Please filter the entries for the word "chevron" and copy every line that has it.
::: Task inputs
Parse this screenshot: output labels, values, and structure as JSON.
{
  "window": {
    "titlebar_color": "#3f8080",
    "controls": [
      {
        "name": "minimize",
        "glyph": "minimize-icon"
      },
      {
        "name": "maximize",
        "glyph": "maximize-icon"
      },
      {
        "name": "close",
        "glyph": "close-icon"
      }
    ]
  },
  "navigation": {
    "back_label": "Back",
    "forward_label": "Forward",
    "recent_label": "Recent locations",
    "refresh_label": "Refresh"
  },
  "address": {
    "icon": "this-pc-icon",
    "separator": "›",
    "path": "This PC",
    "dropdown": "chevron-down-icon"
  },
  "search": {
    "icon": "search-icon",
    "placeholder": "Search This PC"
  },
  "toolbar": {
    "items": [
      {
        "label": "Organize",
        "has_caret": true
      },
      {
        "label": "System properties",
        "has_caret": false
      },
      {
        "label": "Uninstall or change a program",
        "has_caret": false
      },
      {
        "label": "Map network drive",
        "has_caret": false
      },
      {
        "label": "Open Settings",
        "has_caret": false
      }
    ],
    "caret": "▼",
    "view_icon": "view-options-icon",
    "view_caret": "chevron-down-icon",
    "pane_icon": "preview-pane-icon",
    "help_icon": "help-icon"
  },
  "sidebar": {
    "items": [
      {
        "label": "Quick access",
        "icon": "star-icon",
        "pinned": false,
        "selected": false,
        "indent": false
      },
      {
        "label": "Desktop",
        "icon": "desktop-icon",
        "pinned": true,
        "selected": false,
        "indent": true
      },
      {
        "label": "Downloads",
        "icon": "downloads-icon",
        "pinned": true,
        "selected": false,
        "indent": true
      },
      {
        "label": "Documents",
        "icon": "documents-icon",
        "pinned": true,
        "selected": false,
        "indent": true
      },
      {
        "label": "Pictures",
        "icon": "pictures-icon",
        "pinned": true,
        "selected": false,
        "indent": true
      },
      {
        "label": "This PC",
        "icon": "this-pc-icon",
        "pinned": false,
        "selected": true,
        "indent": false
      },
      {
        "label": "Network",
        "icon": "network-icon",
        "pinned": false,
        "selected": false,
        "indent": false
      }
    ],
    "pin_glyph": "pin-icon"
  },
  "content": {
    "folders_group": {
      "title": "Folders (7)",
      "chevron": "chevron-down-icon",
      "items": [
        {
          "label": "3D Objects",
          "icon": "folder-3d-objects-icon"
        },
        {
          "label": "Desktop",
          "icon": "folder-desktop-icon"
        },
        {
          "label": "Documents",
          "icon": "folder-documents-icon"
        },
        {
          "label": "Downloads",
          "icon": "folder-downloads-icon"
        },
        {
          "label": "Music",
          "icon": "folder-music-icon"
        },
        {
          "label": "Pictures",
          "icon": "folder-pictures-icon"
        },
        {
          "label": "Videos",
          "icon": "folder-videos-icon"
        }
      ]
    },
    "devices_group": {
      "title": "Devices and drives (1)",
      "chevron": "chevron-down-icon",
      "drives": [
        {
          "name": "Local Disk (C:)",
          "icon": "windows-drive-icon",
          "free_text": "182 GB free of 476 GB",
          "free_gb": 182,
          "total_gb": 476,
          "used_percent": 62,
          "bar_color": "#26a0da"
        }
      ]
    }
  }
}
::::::
Solved exercise:
    "dropdown": "chevron-down-icon"
    "view_caret": "chevron-down-icon",
      "chevron": "chevron-down-icon",
      "chevron": "chevron-down-icon",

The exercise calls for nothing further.